TODAY.com Blogs – Health care costs rose faster than inflation despite weak economy.
U.S. health care expenditure growth slowed in 2010 to about inflation + 2%, down from inflation + 5% over the previous 20 years. That’s good news, which was widely attributed to reduced utilization of health care services by economically-pinched consumers (more).Chart via http://www.healthcostinstitute.org/
Data recently published by the Health Care Cost Institute (link) drills into this result, and the findings are disturbing. The 3% reduction in health care spending came almost entirely from utilization. For providers it was business-as-usual; they put up prices ~5%, as the chart shows. If utilization had grown in line with U.S. population growth of 1%/year, overall spending would have risen ~6%, 4% faster than inflation, close to the long-term trend.
What does this tell us? In a competitive market, when demand declines, prices drop as providers compete more intensely for the remaining business. U.S. health care providers were able to push up prices 3% faster than inflation despite shrinking demand. Doctors use the term “presumptive diagnosis” when they see a key symptom and immediately know what is the probable underlying disease; then they give it an obscure name. My 40 years of business experience tells me that the presumptive diagnosis here is mercatus necrosis: a dead market.
I’ve argued that market forces can do much to reform U.S. health care. Consumers are starting to do their part, by reducing utilization and buying smarter when they can. Health plan sponsors (employers and unions) are getting into the act, too, and they can do more.
I’m disappointed that health care providers have not taken a stronger role in controlling costs. When I listen to senior doctors, I hear few who have much to say about reducing health care costs, and too many who focus on making money while they can and retiring before the rules change: “après moi le deluge”. The leading hospitals in Boston (and probably elsewhere) likewise fight tenaciously to push their prices up, and the data above speaks to their success. The state is starting to get tough, as reported in the vest-pocket link at left.
On Marketplace this morning I heard Michael Roth, the President of Wesleyan University, discuss his institution’s commitment to limiting tuition increases to inflation + 0% and offering bachelor’s degree in three years, to help students and families bear the cost of a college education (link). Roth believes Wesleyan can trim non-core amenities to realize these savings without compromise to its core mission of preparing students for life. Wesleyan has more than 10 applicants for each place; it is not forced to do this; in fact it could raise it’s fees at inflation + 3% for a long time. President Roth and his trustees believe, however, that this is how they can best achieve their mission as top-tier university. It’s inspiring to hear a powerful institution and its leaders take this stance.

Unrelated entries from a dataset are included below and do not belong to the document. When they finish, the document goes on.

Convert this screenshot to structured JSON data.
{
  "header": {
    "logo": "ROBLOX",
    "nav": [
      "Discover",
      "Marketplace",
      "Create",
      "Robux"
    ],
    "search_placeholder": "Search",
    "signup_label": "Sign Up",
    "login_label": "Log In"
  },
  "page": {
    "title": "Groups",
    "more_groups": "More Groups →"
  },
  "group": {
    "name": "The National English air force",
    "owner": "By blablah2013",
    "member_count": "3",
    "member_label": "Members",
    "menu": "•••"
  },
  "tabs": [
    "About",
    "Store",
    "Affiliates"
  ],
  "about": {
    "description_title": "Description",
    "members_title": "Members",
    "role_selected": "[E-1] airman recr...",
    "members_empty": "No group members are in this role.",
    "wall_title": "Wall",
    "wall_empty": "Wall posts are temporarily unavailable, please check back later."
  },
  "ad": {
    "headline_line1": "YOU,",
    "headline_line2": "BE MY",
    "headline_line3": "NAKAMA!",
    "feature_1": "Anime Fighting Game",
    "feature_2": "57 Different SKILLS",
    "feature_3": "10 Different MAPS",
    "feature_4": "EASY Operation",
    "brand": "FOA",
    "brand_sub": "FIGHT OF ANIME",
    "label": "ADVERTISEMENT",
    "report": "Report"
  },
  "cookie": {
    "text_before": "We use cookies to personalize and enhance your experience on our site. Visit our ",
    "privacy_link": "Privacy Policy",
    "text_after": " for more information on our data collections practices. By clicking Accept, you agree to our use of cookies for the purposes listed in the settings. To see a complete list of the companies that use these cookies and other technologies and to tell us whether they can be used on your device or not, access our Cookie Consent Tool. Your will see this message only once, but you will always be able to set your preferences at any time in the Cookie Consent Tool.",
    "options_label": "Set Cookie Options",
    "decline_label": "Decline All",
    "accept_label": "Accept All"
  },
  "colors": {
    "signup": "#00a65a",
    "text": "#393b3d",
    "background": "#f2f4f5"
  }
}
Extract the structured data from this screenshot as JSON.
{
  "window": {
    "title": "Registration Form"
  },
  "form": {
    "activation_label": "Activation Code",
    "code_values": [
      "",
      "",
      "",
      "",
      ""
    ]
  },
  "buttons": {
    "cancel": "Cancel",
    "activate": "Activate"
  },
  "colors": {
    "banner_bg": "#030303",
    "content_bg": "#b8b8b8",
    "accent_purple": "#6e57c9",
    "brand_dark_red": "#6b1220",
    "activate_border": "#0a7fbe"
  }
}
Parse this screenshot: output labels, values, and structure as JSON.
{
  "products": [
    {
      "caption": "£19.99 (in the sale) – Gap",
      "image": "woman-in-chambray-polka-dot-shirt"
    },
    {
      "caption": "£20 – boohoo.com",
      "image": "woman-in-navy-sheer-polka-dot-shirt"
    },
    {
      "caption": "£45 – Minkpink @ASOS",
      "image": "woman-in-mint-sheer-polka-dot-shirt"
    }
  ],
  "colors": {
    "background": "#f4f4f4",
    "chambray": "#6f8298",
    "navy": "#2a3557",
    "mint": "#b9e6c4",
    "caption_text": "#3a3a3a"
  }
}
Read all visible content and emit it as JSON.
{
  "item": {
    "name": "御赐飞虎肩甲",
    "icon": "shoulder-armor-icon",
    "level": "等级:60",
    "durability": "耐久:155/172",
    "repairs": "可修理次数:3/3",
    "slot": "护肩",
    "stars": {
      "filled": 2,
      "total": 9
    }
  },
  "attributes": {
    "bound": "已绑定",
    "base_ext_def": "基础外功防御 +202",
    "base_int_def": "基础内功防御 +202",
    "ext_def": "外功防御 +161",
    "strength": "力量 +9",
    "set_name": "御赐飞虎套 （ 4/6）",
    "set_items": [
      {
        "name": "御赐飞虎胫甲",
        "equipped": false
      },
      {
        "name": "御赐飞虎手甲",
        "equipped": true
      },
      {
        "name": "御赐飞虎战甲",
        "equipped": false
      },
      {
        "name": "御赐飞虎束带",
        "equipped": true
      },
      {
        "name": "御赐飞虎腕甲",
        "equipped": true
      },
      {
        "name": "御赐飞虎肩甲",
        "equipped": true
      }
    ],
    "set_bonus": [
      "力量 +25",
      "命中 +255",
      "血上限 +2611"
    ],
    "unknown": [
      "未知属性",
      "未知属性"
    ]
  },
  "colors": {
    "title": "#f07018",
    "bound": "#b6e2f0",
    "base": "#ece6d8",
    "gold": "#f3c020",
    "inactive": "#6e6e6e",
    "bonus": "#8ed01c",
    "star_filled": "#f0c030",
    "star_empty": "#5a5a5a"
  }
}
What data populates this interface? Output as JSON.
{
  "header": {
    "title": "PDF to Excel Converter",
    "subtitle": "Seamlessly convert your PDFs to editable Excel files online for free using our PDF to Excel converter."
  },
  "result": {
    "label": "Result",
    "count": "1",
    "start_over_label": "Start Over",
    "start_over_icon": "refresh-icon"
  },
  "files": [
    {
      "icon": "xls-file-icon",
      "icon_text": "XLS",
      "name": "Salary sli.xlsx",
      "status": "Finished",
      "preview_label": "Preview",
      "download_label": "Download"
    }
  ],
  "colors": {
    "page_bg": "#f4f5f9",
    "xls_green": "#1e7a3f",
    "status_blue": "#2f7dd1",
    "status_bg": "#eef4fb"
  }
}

In the end, if the market fails, the government has to act. Rising health care cost is the Plutonium inside the U.S. “Debt Bomb”. U.S. health care is already effectively nationalized: the federal government pays for more than half on-budget or via tax subsidies. Regulation, fines, and even criminalization are tools that are widely used in other parts of the economy to control consumer exploitation and anti-competitive behavior, especially in financial services, where I work. These are ugly alternatives, but effective. Far better if our health care institutions could adopt the Wesleyan approach.